App and web page records:
__________________________________________________
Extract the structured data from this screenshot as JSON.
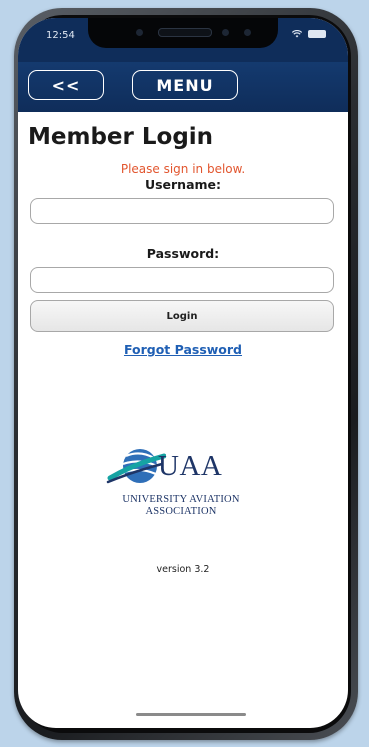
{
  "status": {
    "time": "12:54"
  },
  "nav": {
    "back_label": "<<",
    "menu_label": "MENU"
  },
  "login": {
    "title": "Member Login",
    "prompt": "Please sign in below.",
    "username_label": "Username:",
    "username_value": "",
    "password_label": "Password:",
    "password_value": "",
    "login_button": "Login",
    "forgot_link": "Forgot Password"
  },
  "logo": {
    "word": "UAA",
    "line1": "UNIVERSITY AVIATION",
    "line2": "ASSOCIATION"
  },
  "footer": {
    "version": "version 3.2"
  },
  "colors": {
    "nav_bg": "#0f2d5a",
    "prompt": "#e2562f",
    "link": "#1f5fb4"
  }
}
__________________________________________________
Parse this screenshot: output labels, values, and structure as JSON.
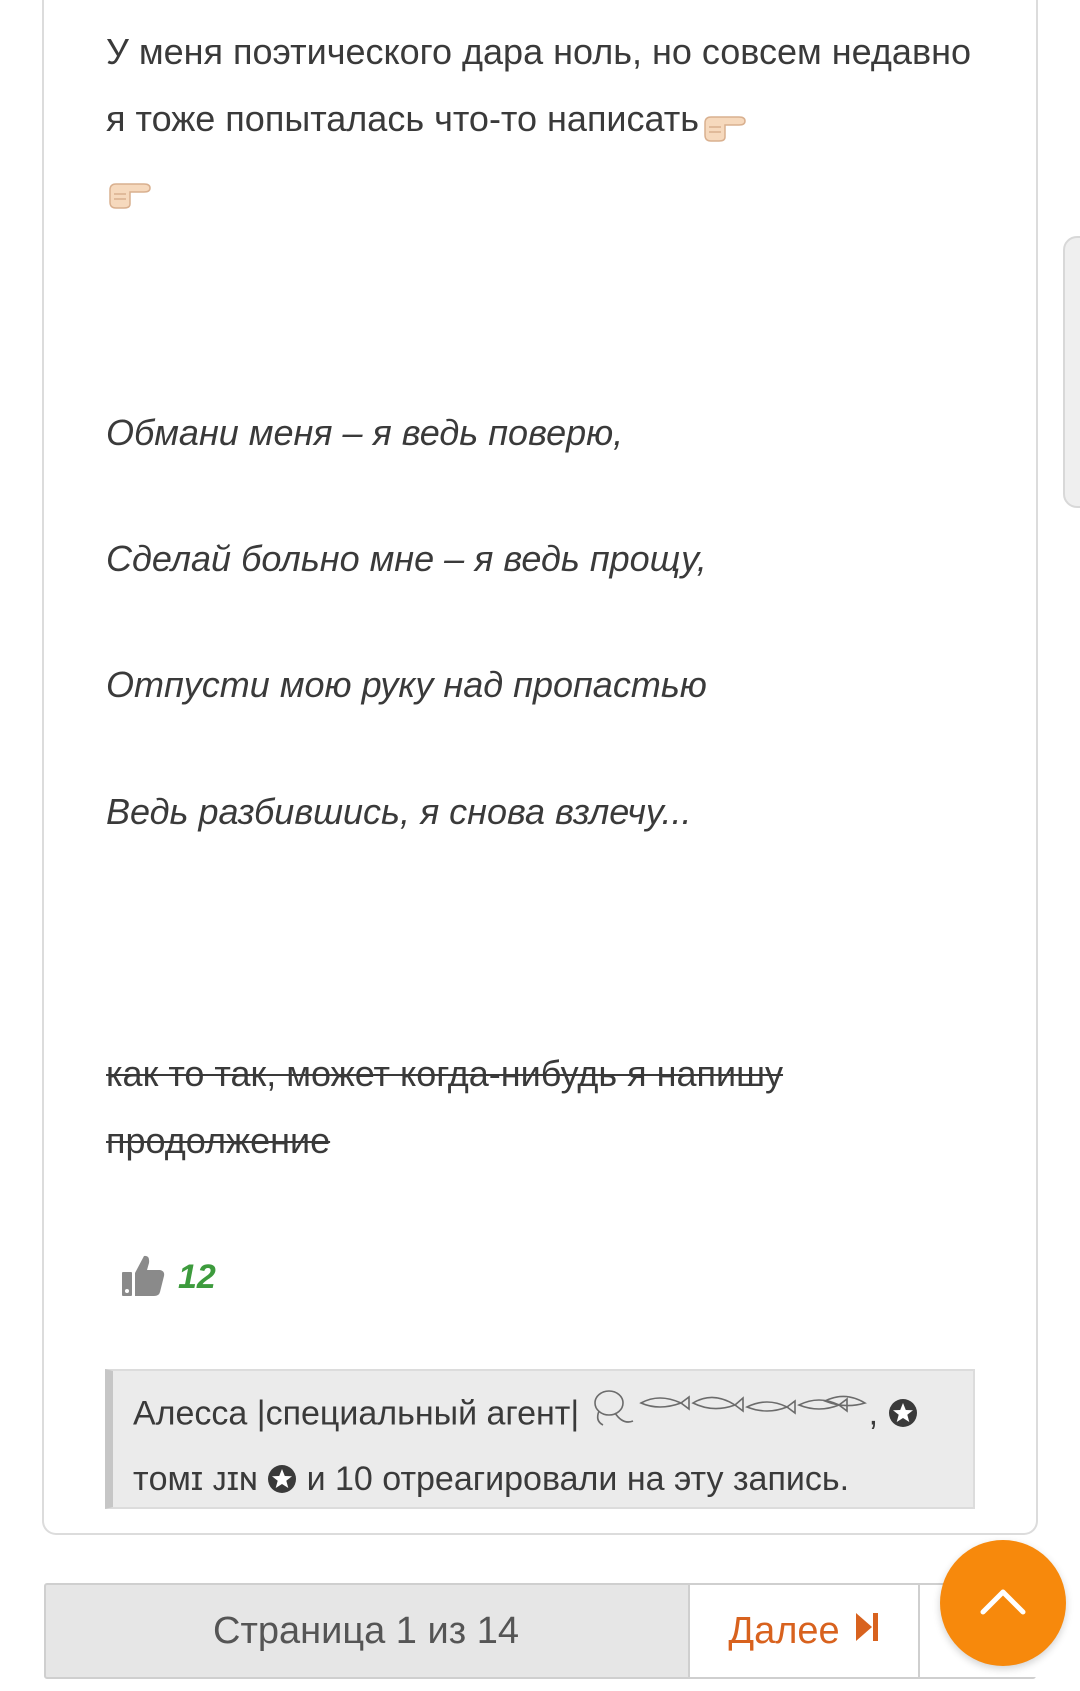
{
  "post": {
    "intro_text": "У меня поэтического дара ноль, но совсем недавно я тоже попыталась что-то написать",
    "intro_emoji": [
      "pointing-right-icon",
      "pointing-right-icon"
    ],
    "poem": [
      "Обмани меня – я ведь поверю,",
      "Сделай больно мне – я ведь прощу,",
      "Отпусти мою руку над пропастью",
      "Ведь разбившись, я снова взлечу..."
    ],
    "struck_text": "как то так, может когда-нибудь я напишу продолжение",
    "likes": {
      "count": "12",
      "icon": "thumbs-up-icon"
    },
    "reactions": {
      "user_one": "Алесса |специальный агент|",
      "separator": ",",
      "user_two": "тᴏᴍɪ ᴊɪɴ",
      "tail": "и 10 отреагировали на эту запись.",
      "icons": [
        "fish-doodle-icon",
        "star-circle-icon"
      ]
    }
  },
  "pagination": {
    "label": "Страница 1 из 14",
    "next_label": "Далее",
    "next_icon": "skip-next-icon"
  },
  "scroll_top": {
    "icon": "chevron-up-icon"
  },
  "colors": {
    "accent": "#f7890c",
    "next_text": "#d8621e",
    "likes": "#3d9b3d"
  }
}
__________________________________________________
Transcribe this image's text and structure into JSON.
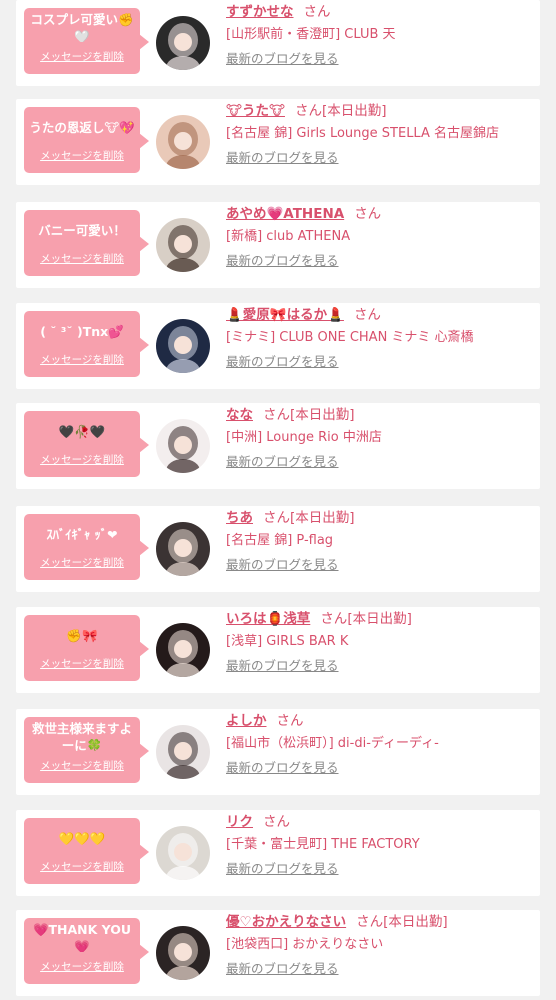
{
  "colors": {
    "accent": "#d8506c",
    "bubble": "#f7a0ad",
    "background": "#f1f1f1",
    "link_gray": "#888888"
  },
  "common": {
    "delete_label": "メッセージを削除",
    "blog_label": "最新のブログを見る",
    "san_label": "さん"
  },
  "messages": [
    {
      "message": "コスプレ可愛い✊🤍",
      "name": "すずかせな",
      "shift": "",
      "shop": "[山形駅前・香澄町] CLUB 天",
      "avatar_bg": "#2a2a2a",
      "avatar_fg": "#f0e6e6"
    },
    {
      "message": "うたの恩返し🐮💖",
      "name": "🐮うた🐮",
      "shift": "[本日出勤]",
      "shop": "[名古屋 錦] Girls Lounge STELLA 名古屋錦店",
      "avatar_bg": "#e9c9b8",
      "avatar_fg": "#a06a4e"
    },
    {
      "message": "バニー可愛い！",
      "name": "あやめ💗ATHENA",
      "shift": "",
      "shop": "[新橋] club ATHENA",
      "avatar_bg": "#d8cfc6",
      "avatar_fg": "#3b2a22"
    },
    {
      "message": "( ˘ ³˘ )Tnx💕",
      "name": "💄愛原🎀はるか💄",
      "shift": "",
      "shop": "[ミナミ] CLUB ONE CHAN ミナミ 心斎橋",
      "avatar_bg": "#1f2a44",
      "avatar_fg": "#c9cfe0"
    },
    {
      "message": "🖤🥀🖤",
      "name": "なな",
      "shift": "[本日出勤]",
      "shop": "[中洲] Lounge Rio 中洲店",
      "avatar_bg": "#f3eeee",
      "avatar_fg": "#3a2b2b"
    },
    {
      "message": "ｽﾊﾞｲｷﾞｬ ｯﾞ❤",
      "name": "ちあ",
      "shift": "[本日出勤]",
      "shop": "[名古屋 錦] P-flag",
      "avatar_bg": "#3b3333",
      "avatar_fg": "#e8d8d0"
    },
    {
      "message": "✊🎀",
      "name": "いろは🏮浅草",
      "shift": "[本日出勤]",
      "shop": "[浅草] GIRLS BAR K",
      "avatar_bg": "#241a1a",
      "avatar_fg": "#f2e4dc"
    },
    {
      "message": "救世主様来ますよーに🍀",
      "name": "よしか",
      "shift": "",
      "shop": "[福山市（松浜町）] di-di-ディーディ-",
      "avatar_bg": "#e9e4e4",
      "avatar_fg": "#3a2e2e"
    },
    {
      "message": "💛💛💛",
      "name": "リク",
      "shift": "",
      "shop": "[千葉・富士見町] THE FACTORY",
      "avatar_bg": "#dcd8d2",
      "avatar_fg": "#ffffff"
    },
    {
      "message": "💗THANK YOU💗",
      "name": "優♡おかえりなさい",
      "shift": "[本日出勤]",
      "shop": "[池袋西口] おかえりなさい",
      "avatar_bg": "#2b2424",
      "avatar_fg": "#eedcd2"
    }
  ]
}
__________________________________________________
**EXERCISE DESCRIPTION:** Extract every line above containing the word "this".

**TASK ANSWER:**
Extract the structured data from this screenshot as JSON.
Parse this screenshot: output labels, values, and structure as JSON.
Transcribe this image's text and structure into JSON.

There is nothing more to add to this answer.